David Bonbright raises two interesting questions in his response to Jo Andrews’ article about the Strategic Fund for Turkey (SFT).
One is about local ownership or ‘community feet’ for the SFT. This is a work in progress and the Fund will change as it grows. At this stage the Fund’s priorities are shaped by the experience of the two consultants on the ground – one of whom is Turkish. The next step is to establish a Turkish advisory board to provide a sounding board and better oversight – although the decisions about which grants to make will remain with donors themselves in the final instance, if they wish it.
There are also currently some attempts being made to establish a more focused approach to Turkish philanthropy, led by one of the leading business associations in Turkey. We are in contact with this initiative and expect to collaborate where appropriate. A long-term goal would be to register the Fund in Turkey itself and move towards the point where it could provide a link from Turkish donors to domestic civil society.
But we have to recognize that these are early days for such a venture. It is only in the last two years that Turkish NGOs have been allowed full independent legal status. Bonbright finds talk of ‘international standards’ hubristic, but the truth is that much of the infrastructure – including financial planning and transparent reporting – is not present among local NGOs, many of which are emerging from the political struggles of the past 20 years. In the medium term we hope that the SFT can help build professionalism among the emerging rights community in Turkey and provide the basis for a more developed and solid relationship between a Turkish philanthropy and Turkish civil society.
Bonbright also raises the issue of costs and our ambition to keep administrative costs around 10 per cent: this is a reflection of past experience rather than an aspiration. It may be worth noting that many donors, including the European Commission, the Ford Foundation and many others, only allow 7-10 per cent overheads on projects. If NGOs are expected to meet this target, why not donors too? We have a duty to ensure that charitable funds go to the beneficiaries rather than on overheads. The SFT makes a considerable number of general grants, rather than project grants. This fulfils two objectives – we do not need staff or consultants to be concerned with detailed monitoring of individual projects, which absorbs much donor time and energy. Secondly, we can focus on building the capacity of the organizations, which is easy to monitor, rather than checking up how far they are fulfilling our ‘imposed’ objectives.
One of the least studied aspects of civil society around the world is the impact of imposed donor priorities upon NGOs and others. In my experience of being a director of an NGO, I can personally say how complex it is to retain a strategic vision for the organization when you are wholly dependent upon project funding.

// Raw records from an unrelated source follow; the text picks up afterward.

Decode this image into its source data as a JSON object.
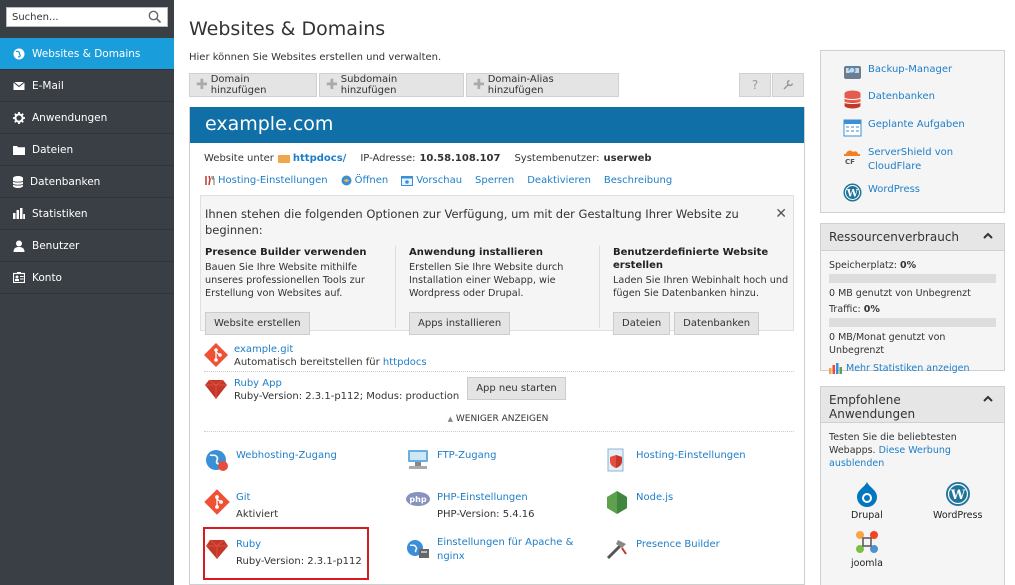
{
  "sidebar": {
    "search_placeholder": "Suchen...",
    "items": [
      {
        "label": "Websites & Domains",
        "icon": "globe-icon",
        "active": true
      },
      {
        "label": "E-Mail",
        "icon": "mail-icon"
      },
      {
        "label": "Anwendungen",
        "icon": "gear-icon"
      },
      {
        "label": "Dateien",
        "icon": "folder-icon"
      },
      {
        "label": "Datenbanken",
        "icon": "database-icon"
      },
      {
        "label": "Statistiken",
        "icon": "bar-chart-icon"
      },
      {
        "label": "Benutzer",
        "icon": "user-icon"
      },
      {
        "label": "Konto",
        "icon": "id-card-icon"
      }
    ]
  },
  "main": {
    "title": "Websites & Domains",
    "description": "Hier können Sie Websites erstellen und verwalten.",
    "toolbar": {
      "add_domain": "Domain hinzufügen",
      "add_subdomain": "Subdomain hinzufügen",
      "add_alias": "Domain-Alias hinzufügen",
      "help": "?"
    }
  },
  "domain": {
    "name": "example.com",
    "website_under_label": "Website unter",
    "docroot": "httpdocs/",
    "ip_label": "IP-Adresse:",
    "ip": "10.58.108.107",
    "sysuser_label": "Systembenutzer:",
    "sysuser": "userweb",
    "actions": [
      "Hosting-Einstellungen",
      "Öffnen",
      "Vorschau",
      "Sperren",
      "Deaktivieren",
      "Beschreibung"
    ],
    "options_intro": "Ihnen stehen die folgenden Optionen zur Verfügung, um mit der Gestaltung Ihrer Website zu beginnen:",
    "options": [
      {
        "title": "Presence Builder verwenden",
        "text": "Bauen Sie Ihre Website mithilfe unseres professionellen Tools zur Erstellung von Websites auf.",
        "buttons": [
          "Website erstellen"
        ]
      },
      {
        "title": "Anwendung installieren",
        "text": "Erstellen Sie Ihre Website durch Installation einer Webapp, wie Wordpress oder Drupal.",
        "buttons": [
          "Apps installieren"
        ]
      },
      {
        "title": "Benutzerdefinierte Website erstellen",
        "text": "Laden Sie Ihren Webinhalt hoch und fügen Sie Datenbanken hinzu.",
        "buttons": [
          "Dateien",
          "Datenbanken"
        ]
      }
    ],
    "git": {
      "name": "example.git",
      "desc_prefix": "Automatisch bereitstellen für",
      "desc_link": "httpdocs"
    },
    "ruby_app": {
      "name": "Ruby App",
      "desc": "Ruby-Version: 2.3.1-p112; Modus: production",
      "restart": "App neu starten"
    },
    "show_less": "WENIGER ANZEIGEN",
    "tiles": [
      {
        "name": "Webhosting-Zugang",
        "sub": ""
      },
      {
        "name": "FTP-Zugang",
        "sub": ""
      },
      {
        "name": "Hosting-Einstellungen",
        "sub": ""
      },
      {
        "name": "Git",
        "sub": "Aktiviert"
      },
      {
        "name": "PHP-Einstellungen",
        "sub": "PHP-Version: 5.4.16"
      },
      {
        "name": "Node.js",
        "sub": ""
      },
      {
        "name": "Ruby",
        "sub": "Ruby-Version: 2.3.1-p112"
      },
      {
        "name": "Einstellungen für Apache & nginx",
        "sub": ""
      },
      {
        "name": "Presence Builder",
        "sub": ""
      }
    ]
  },
  "right": {
    "links": [
      "Backup-Manager",
      "Datenbanken",
      "Geplante Aufgaben",
      "ServerShield von CloudFlare",
      "WordPress"
    ],
    "resources": {
      "title": "Ressourcenverbrauch",
      "storage_label": "Speicherplatz:",
      "storage_value": "0%",
      "storage_detail": "0 MB genutzt von Unbegrenzt",
      "traffic_label": "Traffic:",
      "traffic_value": "0%",
      "traffic_detail": "0 MB/Monat genutzt von Unbegrenzt",
      "more_stats": "Mehr Statistiken anzeigen"
    },
    "recommended": {
      "title": "Empfohlene Anwendungen",
      "text": "Testen Sie die beliebtesten Webapps.",
      "link": "Diese Werbung ausblenden",
      "apps": [
        "Drupal",
        "WordPress",
        "joomla"
      ]
    }
  },
  "colors": {
    "accent": "#1a9ddb",
    "domain_header": "#0f6fa6",
    "sidebar": "#3a3f45",
    "highlight": "#d51b24"
  }
}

I’m also aware of how project funding encourages a kind of deceit about the cost of, and application of overheads to the budget of an organization. It is not hubristic to bypass these concerns, merely common sense.
Consultant to SFT